The soul grows into lovely habits as easily as into ugly ones, and the moment a life begins to blossom into beautiful words and deeds, that moment a new standard of conduct is established, and your eager neighbors look to you for a continuous manifestation of the good cheer, the sympathy, the ready wit, the comradeship, or the inspiration, you once showed yourself capable of.
We had been friends, quite good friends; but never could I get beyond the same comradeship which I might have established with one of my fellow-reporters upon the Gazette,--perfectly frank, perfectly kindly, and perfectly unsexual.
There is at times a magic in identity of position; it is one of the things that have suggested to us eternal comradeship. She moved her elbows before saying:
Their condition of domiciliary comradeship put her, as the woman, to such disadvantage by its enforced intercourse, that he felt it unfair to her to exercise any pressure of blandishment which he might have honestly employed had she been better able to avoid him.
He reviewed his friends' marriages-- the supposedly happy ones--and saw none that answered, even remotely, to the passionate and tender comradeship which he pictured as his permanent relation with May Welland.
I argue that men practice interaction in two distinctly different ways, friendship or comradeship, depending upon their conception of masculinity and the salience of that conception within the specific situation and social context.
In moving the analysis of men's friendly relationships with other men away from one of sex differences to one of gender relations, I argue that men choose to practice either friendship, marked by mutual significance and emotional expression, or comradeship, in which men may experience intense but not intimate relationships given its tendency toward trivialization and group membership.
PATTERNS OF INTERACTION: FRIENDSHIP AND COMRADESHIP
First, I identify two different forms of interaction, friendship and comradeship.
Strikwerda and May (1992) see two types of friendships, either truly intimate ones or comradeship.

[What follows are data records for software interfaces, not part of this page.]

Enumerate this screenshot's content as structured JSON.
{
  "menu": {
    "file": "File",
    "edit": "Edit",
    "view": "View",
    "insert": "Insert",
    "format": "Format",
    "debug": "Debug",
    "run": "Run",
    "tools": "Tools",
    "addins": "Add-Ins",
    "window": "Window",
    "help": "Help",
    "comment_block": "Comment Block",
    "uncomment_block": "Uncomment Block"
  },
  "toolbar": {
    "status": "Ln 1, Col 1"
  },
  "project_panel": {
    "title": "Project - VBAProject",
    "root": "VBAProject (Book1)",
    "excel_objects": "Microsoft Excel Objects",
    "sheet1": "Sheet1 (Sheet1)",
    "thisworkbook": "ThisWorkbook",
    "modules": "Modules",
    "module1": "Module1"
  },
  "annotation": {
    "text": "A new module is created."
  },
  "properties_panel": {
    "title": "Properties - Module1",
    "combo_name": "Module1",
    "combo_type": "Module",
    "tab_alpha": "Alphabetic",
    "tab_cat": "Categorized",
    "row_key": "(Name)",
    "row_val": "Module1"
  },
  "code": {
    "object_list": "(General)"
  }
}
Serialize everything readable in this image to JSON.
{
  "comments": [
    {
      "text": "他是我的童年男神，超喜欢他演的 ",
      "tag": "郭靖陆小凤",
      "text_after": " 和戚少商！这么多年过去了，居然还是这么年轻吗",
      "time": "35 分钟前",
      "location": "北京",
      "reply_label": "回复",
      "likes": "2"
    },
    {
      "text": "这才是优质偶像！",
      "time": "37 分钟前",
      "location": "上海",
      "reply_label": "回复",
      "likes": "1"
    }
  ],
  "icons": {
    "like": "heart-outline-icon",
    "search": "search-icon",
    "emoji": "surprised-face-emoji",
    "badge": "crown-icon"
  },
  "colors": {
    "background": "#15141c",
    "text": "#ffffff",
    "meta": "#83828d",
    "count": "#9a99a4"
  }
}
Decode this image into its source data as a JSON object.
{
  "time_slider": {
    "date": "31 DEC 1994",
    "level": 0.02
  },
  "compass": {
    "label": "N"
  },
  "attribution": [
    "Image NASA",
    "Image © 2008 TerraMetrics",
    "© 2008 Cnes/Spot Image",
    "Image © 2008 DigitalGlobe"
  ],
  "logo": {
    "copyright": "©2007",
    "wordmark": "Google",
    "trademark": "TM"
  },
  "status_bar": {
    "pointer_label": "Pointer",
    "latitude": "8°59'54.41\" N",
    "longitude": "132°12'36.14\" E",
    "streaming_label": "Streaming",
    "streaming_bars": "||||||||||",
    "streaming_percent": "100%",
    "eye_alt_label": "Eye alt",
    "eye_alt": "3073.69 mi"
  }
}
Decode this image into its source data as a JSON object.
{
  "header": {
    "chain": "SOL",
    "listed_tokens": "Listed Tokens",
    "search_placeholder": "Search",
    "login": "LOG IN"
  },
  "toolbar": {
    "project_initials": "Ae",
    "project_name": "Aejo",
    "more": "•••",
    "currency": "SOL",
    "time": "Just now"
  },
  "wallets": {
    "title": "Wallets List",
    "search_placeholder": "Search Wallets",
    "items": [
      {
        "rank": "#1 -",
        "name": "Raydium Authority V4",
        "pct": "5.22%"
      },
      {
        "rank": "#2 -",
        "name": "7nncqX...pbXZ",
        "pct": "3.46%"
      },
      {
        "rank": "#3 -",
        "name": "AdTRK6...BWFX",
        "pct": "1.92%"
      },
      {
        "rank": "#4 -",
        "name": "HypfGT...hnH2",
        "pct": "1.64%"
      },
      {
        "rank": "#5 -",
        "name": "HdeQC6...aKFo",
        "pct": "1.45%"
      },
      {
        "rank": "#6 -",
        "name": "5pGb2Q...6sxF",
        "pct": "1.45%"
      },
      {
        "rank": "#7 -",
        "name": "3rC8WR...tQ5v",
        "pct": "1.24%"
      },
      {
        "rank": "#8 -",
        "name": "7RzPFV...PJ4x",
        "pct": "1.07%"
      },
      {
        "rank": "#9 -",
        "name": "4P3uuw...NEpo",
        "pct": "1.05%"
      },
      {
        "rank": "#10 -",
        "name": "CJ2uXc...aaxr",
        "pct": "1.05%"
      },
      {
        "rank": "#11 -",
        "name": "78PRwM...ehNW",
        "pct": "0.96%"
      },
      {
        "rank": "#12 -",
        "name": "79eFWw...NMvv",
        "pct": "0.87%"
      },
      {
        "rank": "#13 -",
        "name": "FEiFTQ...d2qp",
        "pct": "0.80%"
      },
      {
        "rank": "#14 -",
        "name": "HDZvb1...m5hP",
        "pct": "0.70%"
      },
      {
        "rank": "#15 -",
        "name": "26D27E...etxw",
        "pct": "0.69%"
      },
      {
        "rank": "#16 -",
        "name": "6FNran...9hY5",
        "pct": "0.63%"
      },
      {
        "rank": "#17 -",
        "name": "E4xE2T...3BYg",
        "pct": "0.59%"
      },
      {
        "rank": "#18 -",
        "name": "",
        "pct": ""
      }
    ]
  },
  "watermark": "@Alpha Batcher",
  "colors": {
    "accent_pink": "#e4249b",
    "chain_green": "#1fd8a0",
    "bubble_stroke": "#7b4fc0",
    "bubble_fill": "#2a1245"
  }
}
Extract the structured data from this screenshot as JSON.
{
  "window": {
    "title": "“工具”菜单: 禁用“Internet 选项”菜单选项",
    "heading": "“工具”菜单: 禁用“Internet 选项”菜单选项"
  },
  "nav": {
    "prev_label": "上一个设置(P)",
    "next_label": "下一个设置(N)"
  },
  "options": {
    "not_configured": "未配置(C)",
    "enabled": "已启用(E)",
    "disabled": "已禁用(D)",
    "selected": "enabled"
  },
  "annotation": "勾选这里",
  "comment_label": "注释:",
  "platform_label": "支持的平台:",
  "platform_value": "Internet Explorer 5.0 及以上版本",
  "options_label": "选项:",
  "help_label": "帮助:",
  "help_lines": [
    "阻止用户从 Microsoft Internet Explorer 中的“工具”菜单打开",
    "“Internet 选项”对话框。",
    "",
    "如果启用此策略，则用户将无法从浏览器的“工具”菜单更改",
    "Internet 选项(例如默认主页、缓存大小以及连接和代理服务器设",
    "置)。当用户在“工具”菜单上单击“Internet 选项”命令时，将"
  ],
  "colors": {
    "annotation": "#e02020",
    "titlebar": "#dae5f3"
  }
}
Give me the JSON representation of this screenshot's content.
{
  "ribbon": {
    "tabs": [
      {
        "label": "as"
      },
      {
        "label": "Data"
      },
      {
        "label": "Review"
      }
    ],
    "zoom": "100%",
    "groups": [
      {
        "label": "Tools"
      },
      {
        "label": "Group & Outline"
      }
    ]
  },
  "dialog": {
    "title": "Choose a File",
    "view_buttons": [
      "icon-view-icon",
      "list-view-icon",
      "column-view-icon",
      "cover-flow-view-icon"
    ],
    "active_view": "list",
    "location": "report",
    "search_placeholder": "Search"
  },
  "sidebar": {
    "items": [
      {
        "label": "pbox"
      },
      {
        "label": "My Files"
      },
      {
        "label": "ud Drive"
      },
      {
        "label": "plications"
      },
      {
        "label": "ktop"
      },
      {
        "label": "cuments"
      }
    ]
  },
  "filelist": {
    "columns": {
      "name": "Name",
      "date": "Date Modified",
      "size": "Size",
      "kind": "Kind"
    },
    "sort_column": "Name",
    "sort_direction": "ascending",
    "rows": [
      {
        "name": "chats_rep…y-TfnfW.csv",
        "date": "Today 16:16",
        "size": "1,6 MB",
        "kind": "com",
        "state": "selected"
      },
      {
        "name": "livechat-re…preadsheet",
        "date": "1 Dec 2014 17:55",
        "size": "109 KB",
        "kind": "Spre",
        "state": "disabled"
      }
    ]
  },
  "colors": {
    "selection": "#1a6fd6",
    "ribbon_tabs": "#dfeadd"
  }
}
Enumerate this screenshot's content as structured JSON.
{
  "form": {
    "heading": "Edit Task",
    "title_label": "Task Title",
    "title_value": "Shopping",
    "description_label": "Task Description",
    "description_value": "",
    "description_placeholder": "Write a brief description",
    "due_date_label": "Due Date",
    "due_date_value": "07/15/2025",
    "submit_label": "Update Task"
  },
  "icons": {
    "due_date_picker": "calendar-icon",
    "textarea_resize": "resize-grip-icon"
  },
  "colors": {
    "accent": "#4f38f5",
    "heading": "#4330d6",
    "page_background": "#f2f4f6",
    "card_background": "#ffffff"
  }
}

I intend to build upon Strikwerda and May's conception and posit two different forms of voluntary personal relationships, friendship and comradeship. These relationships are interactional events and processes that middlers choose to engage in that follow two distinct patterns.